-- Opening Marker --

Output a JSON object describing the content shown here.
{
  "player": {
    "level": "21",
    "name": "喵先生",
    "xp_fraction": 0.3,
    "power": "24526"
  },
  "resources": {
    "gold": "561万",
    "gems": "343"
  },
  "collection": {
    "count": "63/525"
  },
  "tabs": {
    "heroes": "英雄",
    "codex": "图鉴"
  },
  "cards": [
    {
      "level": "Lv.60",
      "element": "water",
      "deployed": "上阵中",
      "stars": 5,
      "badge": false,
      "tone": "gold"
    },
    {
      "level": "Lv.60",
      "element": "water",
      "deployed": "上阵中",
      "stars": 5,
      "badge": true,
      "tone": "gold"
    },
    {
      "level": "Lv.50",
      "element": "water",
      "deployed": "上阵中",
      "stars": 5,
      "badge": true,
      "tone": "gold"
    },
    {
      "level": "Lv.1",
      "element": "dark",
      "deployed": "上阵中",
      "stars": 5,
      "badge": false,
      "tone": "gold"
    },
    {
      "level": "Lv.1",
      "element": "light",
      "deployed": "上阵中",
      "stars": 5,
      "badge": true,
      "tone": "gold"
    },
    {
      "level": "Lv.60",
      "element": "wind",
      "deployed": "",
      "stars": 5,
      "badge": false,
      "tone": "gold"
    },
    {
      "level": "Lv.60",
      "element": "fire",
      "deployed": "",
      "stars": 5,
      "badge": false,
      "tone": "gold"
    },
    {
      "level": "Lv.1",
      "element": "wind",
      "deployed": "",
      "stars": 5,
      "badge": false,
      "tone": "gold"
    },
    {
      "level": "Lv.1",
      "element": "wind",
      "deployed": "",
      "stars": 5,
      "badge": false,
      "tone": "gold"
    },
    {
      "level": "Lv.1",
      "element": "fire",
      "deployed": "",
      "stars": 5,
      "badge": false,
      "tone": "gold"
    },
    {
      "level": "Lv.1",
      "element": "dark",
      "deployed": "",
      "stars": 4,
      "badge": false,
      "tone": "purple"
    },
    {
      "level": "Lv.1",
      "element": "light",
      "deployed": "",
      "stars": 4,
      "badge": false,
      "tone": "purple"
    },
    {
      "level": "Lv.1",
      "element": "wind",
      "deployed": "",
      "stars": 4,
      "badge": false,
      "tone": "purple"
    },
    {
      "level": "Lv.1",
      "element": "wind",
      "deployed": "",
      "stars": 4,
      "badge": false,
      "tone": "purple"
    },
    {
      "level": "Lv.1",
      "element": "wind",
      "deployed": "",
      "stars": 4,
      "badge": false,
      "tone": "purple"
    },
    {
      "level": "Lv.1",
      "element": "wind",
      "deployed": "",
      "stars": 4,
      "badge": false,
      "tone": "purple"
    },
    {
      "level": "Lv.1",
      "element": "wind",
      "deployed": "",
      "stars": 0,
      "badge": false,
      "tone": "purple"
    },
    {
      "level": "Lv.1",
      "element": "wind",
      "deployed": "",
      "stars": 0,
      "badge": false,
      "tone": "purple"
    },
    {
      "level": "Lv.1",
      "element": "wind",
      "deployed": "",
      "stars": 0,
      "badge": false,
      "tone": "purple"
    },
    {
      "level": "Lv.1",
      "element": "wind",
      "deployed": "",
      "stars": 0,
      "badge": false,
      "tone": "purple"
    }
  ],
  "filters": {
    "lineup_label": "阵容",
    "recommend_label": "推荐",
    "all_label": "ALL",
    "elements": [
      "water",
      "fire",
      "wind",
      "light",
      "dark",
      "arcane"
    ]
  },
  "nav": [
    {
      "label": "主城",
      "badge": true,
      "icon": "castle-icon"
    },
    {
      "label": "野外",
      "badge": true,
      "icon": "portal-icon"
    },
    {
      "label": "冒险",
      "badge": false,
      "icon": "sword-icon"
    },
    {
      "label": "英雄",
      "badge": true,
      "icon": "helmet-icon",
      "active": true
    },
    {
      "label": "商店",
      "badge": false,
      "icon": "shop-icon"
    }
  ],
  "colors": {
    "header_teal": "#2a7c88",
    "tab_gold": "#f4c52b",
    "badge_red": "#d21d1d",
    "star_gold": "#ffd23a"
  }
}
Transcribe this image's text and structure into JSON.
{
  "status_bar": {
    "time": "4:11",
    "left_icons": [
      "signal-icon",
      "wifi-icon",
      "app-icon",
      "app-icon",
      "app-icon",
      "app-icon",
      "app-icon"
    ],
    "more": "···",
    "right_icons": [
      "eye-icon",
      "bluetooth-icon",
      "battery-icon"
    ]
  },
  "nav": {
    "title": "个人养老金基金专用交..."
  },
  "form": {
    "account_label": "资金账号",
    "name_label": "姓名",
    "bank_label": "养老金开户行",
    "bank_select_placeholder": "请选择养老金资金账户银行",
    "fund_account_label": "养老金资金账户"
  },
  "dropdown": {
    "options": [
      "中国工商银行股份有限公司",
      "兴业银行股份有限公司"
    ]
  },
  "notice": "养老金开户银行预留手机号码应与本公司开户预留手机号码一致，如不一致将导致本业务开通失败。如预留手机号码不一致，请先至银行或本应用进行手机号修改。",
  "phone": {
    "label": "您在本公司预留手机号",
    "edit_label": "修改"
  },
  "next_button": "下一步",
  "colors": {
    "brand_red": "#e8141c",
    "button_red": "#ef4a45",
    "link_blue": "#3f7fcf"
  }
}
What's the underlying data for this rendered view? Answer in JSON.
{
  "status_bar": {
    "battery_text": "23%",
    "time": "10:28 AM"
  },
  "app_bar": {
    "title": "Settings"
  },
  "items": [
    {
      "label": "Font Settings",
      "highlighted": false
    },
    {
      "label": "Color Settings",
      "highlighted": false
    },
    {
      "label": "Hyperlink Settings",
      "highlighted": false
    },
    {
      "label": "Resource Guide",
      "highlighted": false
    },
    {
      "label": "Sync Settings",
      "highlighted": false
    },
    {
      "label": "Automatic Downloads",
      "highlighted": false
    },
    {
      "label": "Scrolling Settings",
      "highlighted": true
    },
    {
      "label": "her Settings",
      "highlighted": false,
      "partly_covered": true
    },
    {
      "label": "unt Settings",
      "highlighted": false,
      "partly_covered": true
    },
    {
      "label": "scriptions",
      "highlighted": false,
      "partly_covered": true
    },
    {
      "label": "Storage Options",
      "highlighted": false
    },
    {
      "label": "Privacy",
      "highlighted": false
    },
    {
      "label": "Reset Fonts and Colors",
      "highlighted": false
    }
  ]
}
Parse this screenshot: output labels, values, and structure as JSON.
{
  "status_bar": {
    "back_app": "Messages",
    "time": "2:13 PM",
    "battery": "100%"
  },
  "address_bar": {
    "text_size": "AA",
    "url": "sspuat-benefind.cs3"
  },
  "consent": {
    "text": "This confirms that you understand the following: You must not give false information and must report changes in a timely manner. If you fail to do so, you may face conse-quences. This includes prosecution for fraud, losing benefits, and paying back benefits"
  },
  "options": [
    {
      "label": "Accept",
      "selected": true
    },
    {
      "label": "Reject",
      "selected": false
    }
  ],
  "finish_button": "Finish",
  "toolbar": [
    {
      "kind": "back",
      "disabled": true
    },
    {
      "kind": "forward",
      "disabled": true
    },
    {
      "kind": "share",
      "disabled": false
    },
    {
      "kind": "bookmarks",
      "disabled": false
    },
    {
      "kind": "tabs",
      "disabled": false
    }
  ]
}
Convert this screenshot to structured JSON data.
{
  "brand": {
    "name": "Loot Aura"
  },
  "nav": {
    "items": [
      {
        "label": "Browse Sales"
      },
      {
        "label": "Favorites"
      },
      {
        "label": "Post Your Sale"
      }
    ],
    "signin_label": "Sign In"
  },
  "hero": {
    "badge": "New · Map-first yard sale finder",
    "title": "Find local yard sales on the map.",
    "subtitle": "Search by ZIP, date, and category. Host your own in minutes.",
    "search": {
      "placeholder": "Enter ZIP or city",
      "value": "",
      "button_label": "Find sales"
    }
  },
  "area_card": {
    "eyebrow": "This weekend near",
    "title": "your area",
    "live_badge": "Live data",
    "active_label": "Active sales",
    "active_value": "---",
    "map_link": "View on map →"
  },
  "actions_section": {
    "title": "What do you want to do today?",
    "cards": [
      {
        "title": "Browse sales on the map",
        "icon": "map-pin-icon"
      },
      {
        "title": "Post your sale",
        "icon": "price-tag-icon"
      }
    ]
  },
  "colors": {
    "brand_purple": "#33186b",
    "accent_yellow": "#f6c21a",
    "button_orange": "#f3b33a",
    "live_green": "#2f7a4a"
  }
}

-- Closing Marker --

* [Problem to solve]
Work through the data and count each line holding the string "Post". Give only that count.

* [Worked solution]
2